A woman. At the heart of all the swirling thoughts and fleeting images, he knew there was a woman. With gentle hands and a soft voice. And the smell of . . . He turned on his side and breathed in. He could scent her. Like a hound, he could scent that she was close.
He wasn’t alone.
Who was she that she shared his bed? He closed his eyes. So many questions. So few answers.
He didn’t care. She was there and that was enough. He moved closer and found something else in the bed. A long lump of cloth. Why?
He pulled it out and tossed it aside, then returned to the woman. She lay curled on her side, facing away from him, warm and soft. He slipped his arms around her and drew her close against him, curling his body to fit the curve of hers.
Her foot brushed against his leg. It was cold. He tucked her feet between his calves and felt them slowly warm.
The nape of her neck lay exposed on the pillow. He lowered his face to the soft skin and breathed in her fragrance.
It felt right. His hold on her tightened. She was his anchor, the one solid thing in a shifting sea of taunting ghosts. The questions hammering at the inside of his skull slowly faded.

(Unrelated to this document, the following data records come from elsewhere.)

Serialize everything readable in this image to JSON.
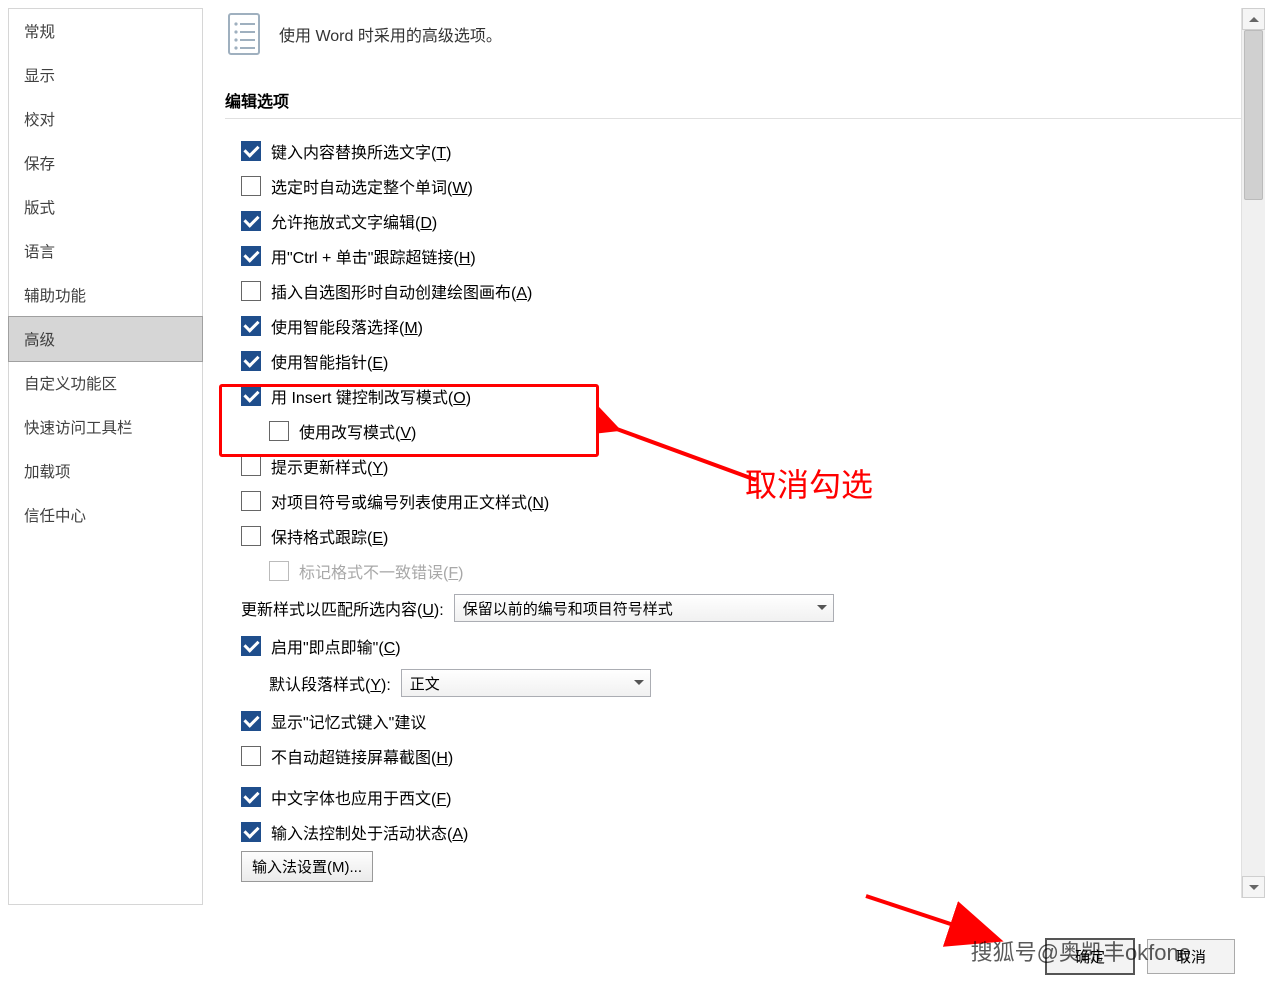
{
  "sidebar": {
    "items": [
      "常规",
      "显示",
      "校对",
      "保存",
      "版式",
      "语言",
      "辅助功能",
      "高级",
      "自定义功能区",
      "快速访问工具栏",
      "加载项",
      "信任中心"
    ],
    "selected_index": 7
  },
  "header": {
    "title": "使用 Word 时采用的高级选项。"
  },
  "section": {
    "title": "编辑选项"
  },
  "opts": [
    {
      "checked": true,
      "label_pre": "键入内容替换所选文字(",
      "hot": "T",
      "label_post": ")"
    },
    {
      "checked": false,
      "label_pre": "选定时自动选定整个单词(",
      "hot": "W",
      "label_post": ")"
    },
    {
      "checked": true,
      "label_pre": "允许拖放式文字编辑(",
      "hot": "D",
      "label_post": ")"
    },
    {
      "checked": true,
      "label_pre": "用\"Ctrl + 单击\"跟踪超链接(",
      "hot": "H",
      "label_post": ")"
    },
    {
      "checked": false,
      "label_pre": "插入自选图形时自动创建绘图画布(",
      "hot": "A",
      "label_post": ")"
    },
    {
      "checked": true,
      "label_pre": "使用智能段落选择(",
      "hot": "M",
      "label_post": ")"
    },
    {
      "checked": true,
      "label_pre": "使用智能指针(",
      "hot": "E",
      "label_post": ")"
    },
    {
      "checked": true,
      "label_pre": "用 Insert 键控制改写模式(",
      "hot": "O",
      "label_post": ")"
    },
    {
      "checked": false,
      "indent": true,
      "label_pre": "使用改写模式(",
      "hot": "V",
      "label_post": ")"
    },
    {
      "checked": false,
      "label_pre": "提示更新样式(",
      "hot": "Y",
      "label_post": ")"
    },
    {
      "checked": false,
      "label_pre": "对项目符号或编号列表使用正文样式(",
      "hot": "N",
      "label_post": ")"
    },
    {
      "checked": false,
      "label_pre": "保持格式跟踪(",
      "hot": "E",
      "label_post": ")"
    },
    {
      "checked": false,
      "indent": true,
      "disabled": true,
      "label_pre": "标记格式不一致错误(",
      "hot": "F",
      "label_post": ")"
    }
  ],
  "style_update": {
    "label_pre": "更新样式以匹配所选内容(",
    "hot": "U",
    "label_post": "):",
    "value": "保留以前的编号和项目符号样式"
  },
  "opts2": [
    {
      "checked": true,
      "label_pre": "启用\"即点即输\"(",
      "hot": "C",
      "label_post": ")"
    }
  ],
  "para_style": {
    "label_pre": "默认段落样式(",
    "hot": "Y",
    "label_post": "):",
    "value": "正文"
  },
  "opts3": [
    {
      "checked": true,
      "label_pre": "显示\"记忆式键入\"建议",
      "hot": "",
      "label_post": ""
    },
    {
      "checked": false,
      "label_pre": "不自动超链接屏幕截图(",
      "hot": "H",
      "label_post": ")"
    },
    {
      "checked": true,
      "label_pre": "中文字体也应用于西文(",
      "hot": "F",
      "label_post": ")"
    },
    {
      "checked": true,
      "label_pre": "输入法控制处于活动状态(",
      "hot": "A",
      "label_post": ")"
    }
  ],
  "ime_button": {
    "label_pre": "输入法设置(",
    "hot": "M",
    "label_post": ")..."
  },
  "annotation": {
    "text": "取消勾选"
  },
  "buttons": {
    "ok": "确定",
    "cancel": "取消"
  },
  "watermark": "搜狐号@奥凯丰okfone"
}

He lay with his aching body curved against hers, his mouth just touching the fragile skin at the nape of her neck, breathing in the scent of her. Gradually the rhythm of his breathing slowed until it matched hers, and he slept.
* * * * *
Morning dreams were the nicest. In morning dreams, Maddy woke slowly, letting her deepest wishes run riot, spinning fantasies . . .
Her fantasy lover . . . Warm, strong . . .
Skin to skin with nothing between them. The heat of his body, the hard, relaxed power of it curled around her protectively. . . . possessively. The warm weight of his arm . . . Legs entwined, his brawny, a little hairy, pressing her calves between his . . . His breath, matching hers, in . . . out . . . in. . . .out.
She lay entwined with him in a soft, soft bed, sharing warmth, skin against skin, sharing dreams and plans for the day, after a splendid night of making love . . .
She stretched, then stiffened as she realized that the stranger was holding her breast, gently but firmly.
She froze. “What are you doing?” she whispered. Ridiculous question. It was perfectly obvious what he was doing. “Stop it.”